Ovid: The World's Greatest Storyteller (w/t)
Many of William Shakespeare’s best lines reference the shape-shifting characters of Ovid's Metamorphoses. But do audiences know why Niobe was "all tears", or of Phaethon and his "unruly jades"? In Ovid: The World's Greatest Storyteller (w/t) (2x30), BBC Four partners with the Royal Shakespeare Company to introduce highlights from Metamorphoses to a new audience, with the aim of demystifying some of the bard's most enigmatic references.
Delivered in a series of dramatic monologues and interspersed with behind the scenes preparations for the RSC's Ovid series this October, these two half hour programmes will feature some of the finest actors from RSC productions past and present, all directed by Artistic Director Gregory Doran. By letting Ovid's original tales speak for themselves, we see exactly why the Roman poet is still regarded as one of the world's greatest storytellers, two thousand years after his death.
The series is made by The Documentary Unit, BBC Studios. The Executive Producer is Janet Lee and it is produced and directed by John O'Rourke. Emma Cahusac is the BBC Commissioner.
BBC Four opens the BBC’s doors to new talent with artist-first original programming from celebrated creatives including Phil Collins, Akala, and the RSC.
Akala’s Odyssey (w/t)
Akala explores the world of Homer and The Odyssey, to discover how an epic poem became the cornerstone of Western literature and how his own experiences as a poet have been impacted by a 3,000-year-old classic.
What happens when one of the UK’s most acclaimed contemporary urban poets attempts to re-discover one of the oldest epics in human history and writes a new poem inspired by the ancient work?
In Akala’s Odyssey we follow Akala on a personal journey from the ruins of Troy to the high city of the Acropolis and all that lies in between in this ambitious authored film. Akala looks at how language can create national identity and how The Odyssey endures today as the inspiration for all that followed it.
The film is a love letter to poetry, song and narrative that links Akala’s life and experience to that of a blind bard who (may have) lived across the sea 3,000 years ago, as it takes a fresh look at one of the most celebrated and influential literary works in human history.
Akala’s Odyssey (w/t) (1x60) was commissioned by Emma Cahusac, BBC Commissioning Editor for Arts. The Executive Producers for GreenAcre Films/Immovable are Amanda Jenks, Nadine Marsh-Edwards and Chanelle Newman.
Friedrich Engels - philosopher, writer and radical thinker - is coming back home.
Turner Prize-nominated artist Phil Collins is returning Engels to the city where he made his name - in the form of a Soviet-era statue, driven across Europe and permanently installed in the centre of Manchester as the closing event of this year’s Manchester International Festival.
Directed by Phil Collins, with a soundtrack by Mica Levi (Jackie, Under The Skin) and Demdike Stare, and a new anthem composed by Gruff Rhys (Super Furry Animals), this film will mark one hundred years since the ideas in The Communist Manifesto, written by Engels and Karl Marx, changed the course of history by inspiring the Russian Revolution.
Engels arrived in Manchester in 1842 and documented the plight of the city’s working classes in The Condition of the Working Class in England.
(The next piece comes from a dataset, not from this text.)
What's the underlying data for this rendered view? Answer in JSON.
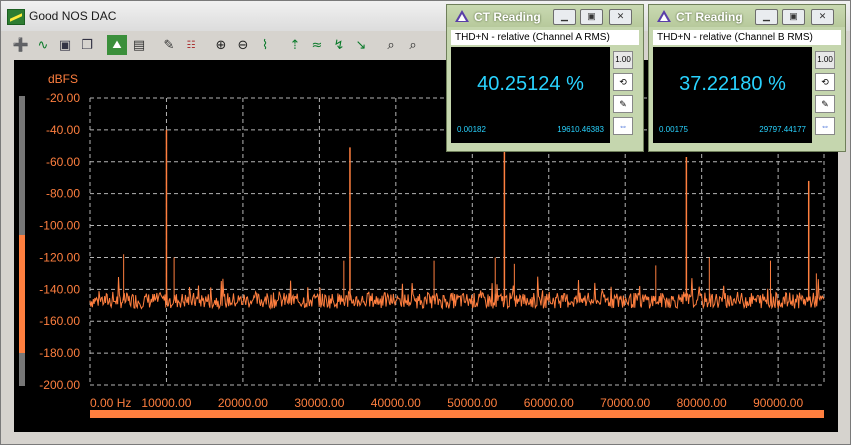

Collins’ film for BBC Four will not only document the statue’s journey but also the lives of Manchester workers today and a live event specially created to welcome the statue to the city.
Ceremony was commissioned by Emma Cahusac, Commissioning Editor, Arts and Music and being produced by Tigerlily Productions. It is backed by Manchester International Festival, HOME and 14-18 NOW.
BBC Four announces new programmes as part of the BBC’s Opera season including a documentary on tenor Jonas Kaufmann as well as a reflection on the anniversary of English Cellist Jacqueline du Pré.